[Task input Boundary: Start]

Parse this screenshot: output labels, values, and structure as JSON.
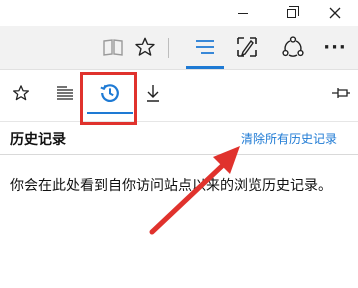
{
  "toolbar": {
    "icons": [
      "reading-view-icon",
      "favorite-star-icon",
      "hub-icon",
      "web-note-icon",
      "share-icon",
      "more-icon"
    ],
    "more_glyph": "···"
  },
  "hub_tabs": [
    "favorites-tab",
    "reading-list-tab",
    "history-tab",
    "downloads-tab",
    "pin-pane"
  ],
  "panel": {
    "title": "历史记录",
    "clear_link": "清除所有历史记录",
    "empty_message": "你会在此处看到自你访问站点以来的浏览历史记录。"
  },
  "colors": {
    "accent": "#1e7ad4",
    "annotation": "#e0322d"
  }
}
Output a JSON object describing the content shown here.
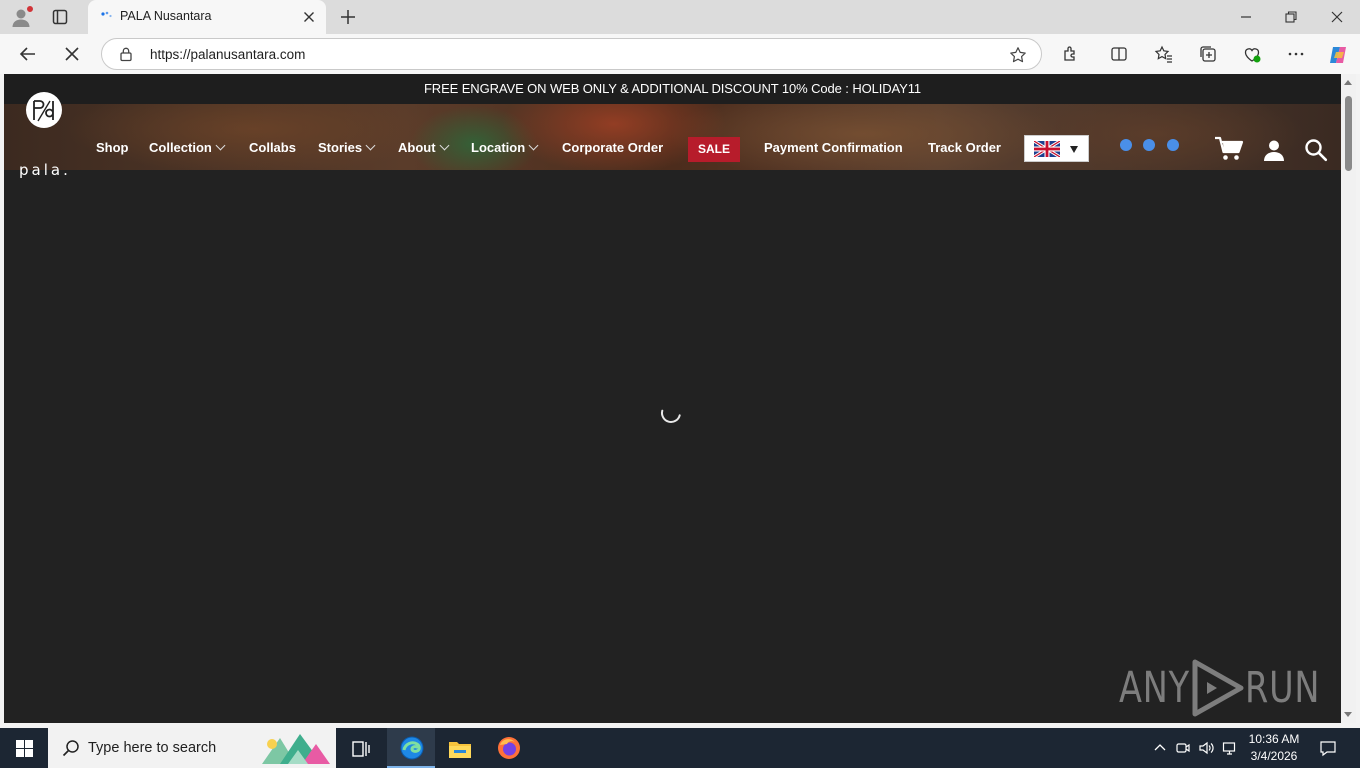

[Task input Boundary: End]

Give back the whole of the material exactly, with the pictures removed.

* [Task result]:
Parse this screenshot: output labels, values, and structure as JSON.
{
  "toolbar": {
    "icons": [
      "reading-view-icon",
      "favorite-star-icon",
      "hub-icon",
      "web-note-icon",
      "share-icon",
      "more-icon"
    ],
    "more_glyph": "···"
  },
  "hub_tabs": [
    "favorites-tab",
    "reading-list-tab",
    "history-tab",
    "downloads-tab",
    "pin-pane"
  ],
  "panel": {
    "title": "历史记录",
    "clear_link": "清除所有历史记录",
    "empty_message": "你会在此处看到自你访问站点以来的浏览历史记录。"
  },
  "colors": {
    "accent": "#1e7ad4",
    "annotation": "#e0322d"
  }
}
Output a JSON object describing the content shown here.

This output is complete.